Data records for software interfaces

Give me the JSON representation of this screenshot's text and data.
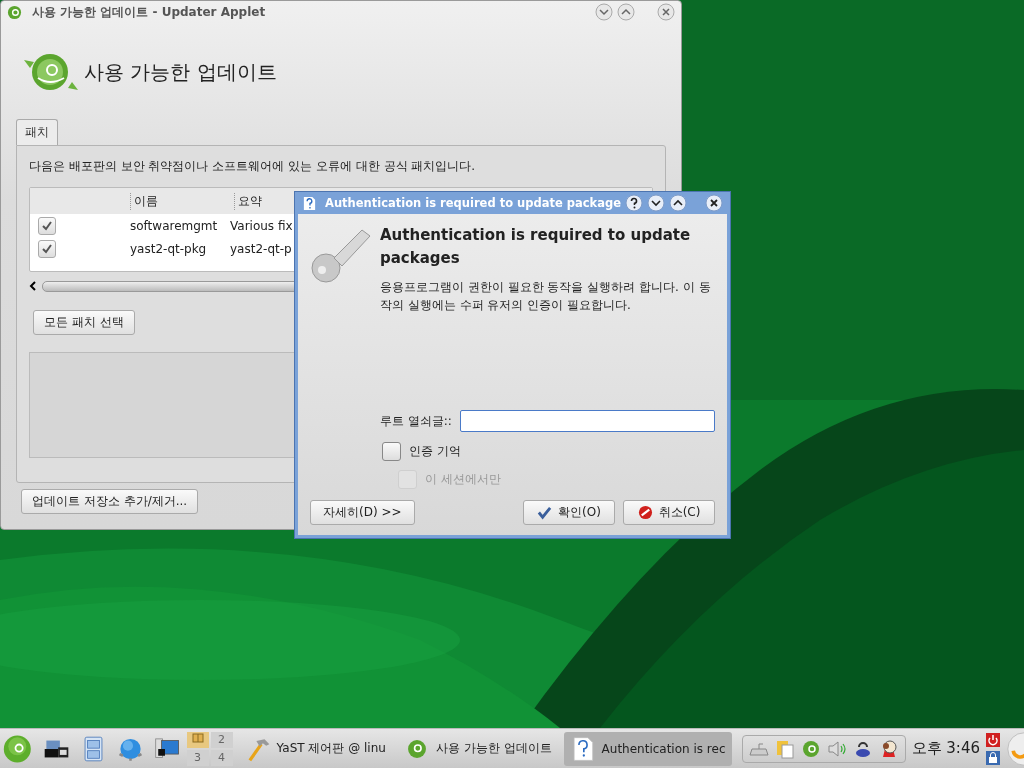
{
  "main_window": {
    "title": "사용 가능한 업데이트 - Updater Applet",
    "heading": "사용 가능한 업데이트",
    "tabs": [
      {
        "label": "패치",
        "selected": true
      }
    ],
    "description": "다음은 배포판의 보안 취약점이나 소프트웨어에 있는 오류에 대한 공식 패치입니다.",
    "table": {
      "columns": [
        "이름",
        "요약"
      ],
      "rows": [
        {
          "checked": true,
          "name": "softwaremgmt",
          "summary": "Various fix"
        },
        {
          "checked": true,
          "name": "yast2-qt-pkg",
          "summary": "yast2-qt-p"
        }
      ]
    },
    "select_all_button": "모든 패치 선택",
    "repo_button": "업데이트 저장소 추가/제거..."
  },
  "dialog": {
    "title": "Authentication is required to update package",
    "heading": "Authentication is required to update packages",
    "message": "응용프로그램이 권한이 필요한 동작을 실행하려 합니다. 이 동작의 실행에는 수퍼 유저의 인증이 필요합니다.",
    "password_label": "루트 열쇠글::",
    "options": [
      {
        "label": "인증 기억",
        "checked": false,
        "disabled": false,
        "children": [
          {
            "label": "이 세션에서만",
            "checked": false,
            "disabled": true
          }
        ]
      }
    ],
    "buttons": [
      {
        "label": "자세히(D) >>",
        "kind": "details"
      },
      {
        "label": "확인(O)",
        "kind": "ok"
      },
      {
        "label": "취소(C)",
        "kind": "cancel"
      }
    ]
  },
  "taskbar": {
    "pager": [
      {
        "selected": true
      },
      {
        "label": "2",
        "selected": false
      },
      {
        "label": "3",
        "selected": false
      },
      {
        "label": "4",
        "selected": false
      }
    ],
    "tasks": [
      {
        "label": "YaST 제어판 @ linu",
        "kind": "tool",
        "selected": false
      },
      {
        "label": "사용 가능한 업데이트",
        "kind": "logo",
        "selected": false
      },
      {
        "label": "Authentication is rec",
        "kind": "question",
        "selected": true
      }
    ],
    "clock": "오후 3:46"
  }
}
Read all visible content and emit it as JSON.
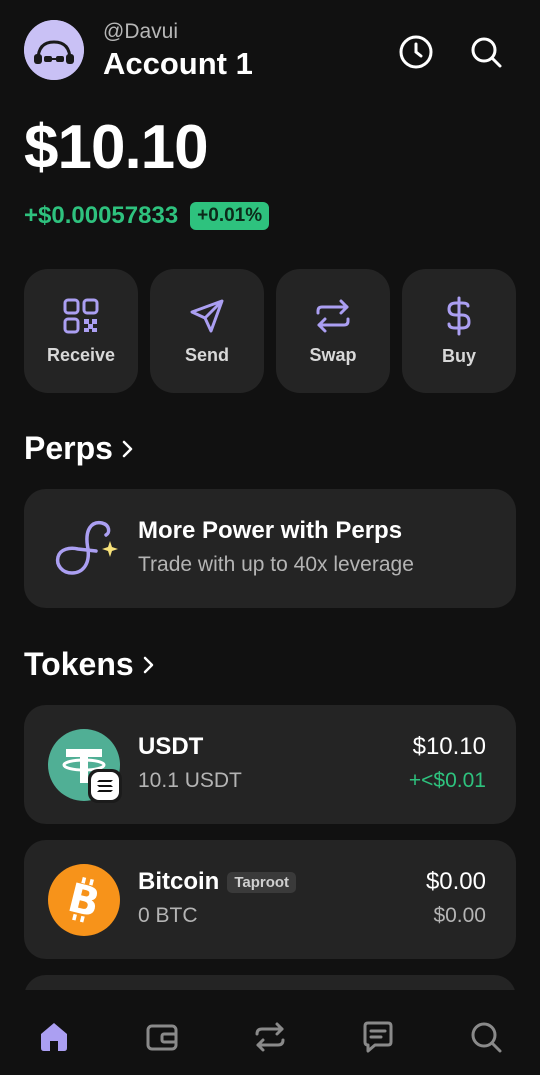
{
  "header": {
    "handle": "@Davui",
    "account_name": "Account 1",
    "icons": [
      "history-clock-icon",
      "search-icon"
    ]
  },
  "balance": {
    "total": "$10.10",
    "change_amount": "+$0.00057833",
    "change_percent": "+0.01%"
  },
  "actions": [
    {
      "label": "Receive",
      "icon": "qr-code-icon"
    },
    {
      "label": "Send",
      "icon": "paper-plane-icon"
    },
    {
      "label": "Swap",
      "icon": "swap-arrows-icon"
    },
    {
      "label": "Buy",
      "icon": "dollar-icon"
    }
  ],
  "perps": {
    "section_title": "Perps",
    "card_title": "More Power with Perps",
    "card_subtitle": "Trade with up to 40x leverage"
  },
  "tokens": {
    "section_title": "Tokens",
    "items": [
      {
        "name": "USDT",
        "amount": "10.1 USDT",
        "value": "$10.10",
        "change": "+<$0.01",
        "badge": ""
      },
      {
        "name": "Bitcoin",
        "amount": "0 BTC",
        "value": "$0.00",
        "change": "$0.00",
        "badge": "Taproot"
      }
    ]
  },
  "colors": {
    "background": "#111111",
    "card": "#242424",
    "accent": "#ab9ff2",
    "positive": "#2ec27e",
    "usdt": "#50af95",
    "bitcoin": "#f7931a"
  },
  "bottom_nav": [
    "home-icon",
    "wallet-icon",
    "swap-icon",
    "chat-icon",
    "search-icon"
  ]
}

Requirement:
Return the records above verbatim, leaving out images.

Solution to this exercise:
Give me the JSON representation of this screenshot's text and data.
{
  "main_window": {
    "title": "사용 가능한 업데이트 - Updater Applet",
    "heading": "사용 가능한 업데이트",
    "tabs": [
      {
        "label": "패치",
        "selected": true
      }
    ],
    "description": "다음은 배포판의 보안 취약점이나 소프트웨어에 있는 오류에 대한 공식 패치입니다.",
    "table": {
      "columns": [
        "이름",
        "요약"
      ],
      "rows": [
        {
          "checked": true,
          "name": "softwaremgmt",
          "summary": "Various fix"
        },
        {
          "checked": true,
          "name": "yast2-qt-pkg",
          "summary": "yast2-qt-p"
        }
      ]
    },
    "select_all_button": "모든 패치 선택",
    "repo_button": "업데이트 저장소 추가/제거..."
  },
  "dialog": {
    "title": "Authentication is required to update package",
    "heading": "Authentication is required to update packages",
    "message": "응용프로그램이 권한이 필요한 동작을 실행하려 합니다. 이 동작의 실행에는 수퍼 유저의 인증이 필요합니다.",
    "password_label": "루트 열쇠글::",
    "options": [
      {
        "label": "인증 기억",
        "checked": false,
        "disabled": false,
        "children": [
          {
            "label": "이 세션에서만",
            "checked": false,
            "disabled": true
          }
        ]
      }
    ],
    "buttons": [
      {
        "label": "자세히(D) >>",
        "kind": "details"
      },
      {
        "label": "확인(O)",
        "kind": "ok"
      },
      {
        "label": "취소(C)",
        "kind": "cancel"
      }
    ]
  },
  "taskbar": {
    "pager": [
      {
        "selected": true
      },
      {
        "label": "2",
        "selected": false
      },
      {
        "label": "3",
        "selected": false
      },
      {
        "label": "4",
        "selected": false
      }
    ],
    "tasks": [
      {
        "label": "YaST 제어판 @ linu",
        "kind": "tool",
        "selected": false
      },
      {
        "label": "사용 가능한 업데이트",
        "kind": "logo",
        "selected": false
      },
      {
        "label": "Authentication is rec",
        "kind": "question",
        "selected": true
      }
    ],
    "clock": "오후 3:46"
  }
}
Read all visible content and emit it as JSON.
{
  "header": {
    "handle": "@Davui",
    "account_name": "Account 1",
    "icons": [
      "history-clock-icon",
      "search-icon"
    ]
  },
  "balance": {
    "total": "$10.10",
    "change_amount": "+$0.00057833",
    "change_percent": "+0.01%"
  },
  "actions": [
    {
      "label": "Receive",
      "icon": "qr-code-icon"
    },
    {
      "label": "Send",
      "icon": "paper-plane-icon"
    },
    {
      "label": "Swap",
      "icon": "swap-arrows-icon"
    },
    {
      "label": "Buy",
      "icon": "dollar-icon"
    }
  ],
  "perps": {
    "section_title": "Perps",
    "card_title": "More Power with Perps",
    "card_subtitle": "Trade with up to 40x leverage"
  },
  "tokens": {
    "section_title": "Tokens",
    "items": [
      {
        "name": "USDT",
        "amount": "10.1 USDT",
        "value": "$10.10",
        "change": "+<$0.01",
        "badge": ""
      },
      {
        "name": "Bitcoin",
        "amount": "0 BTC",
        "value": "$0.00",
        "change": "$0.00",
        "badge": "Taproot"
      }
    ]
  },
  "colors": {
    "background": "#111111",
    "card": "#242424",
    "accent": "#ab9ff2",
    "positive": "#2ec27e",
    "usdt": "#50af95",
    "bitcoin": "#f7931a"
  },
  "bottom_nav": [
    "home-icon",
    "wallet-icon",
    "swap-icon",
    "chat-icon",
    "search-icon"
  ]
}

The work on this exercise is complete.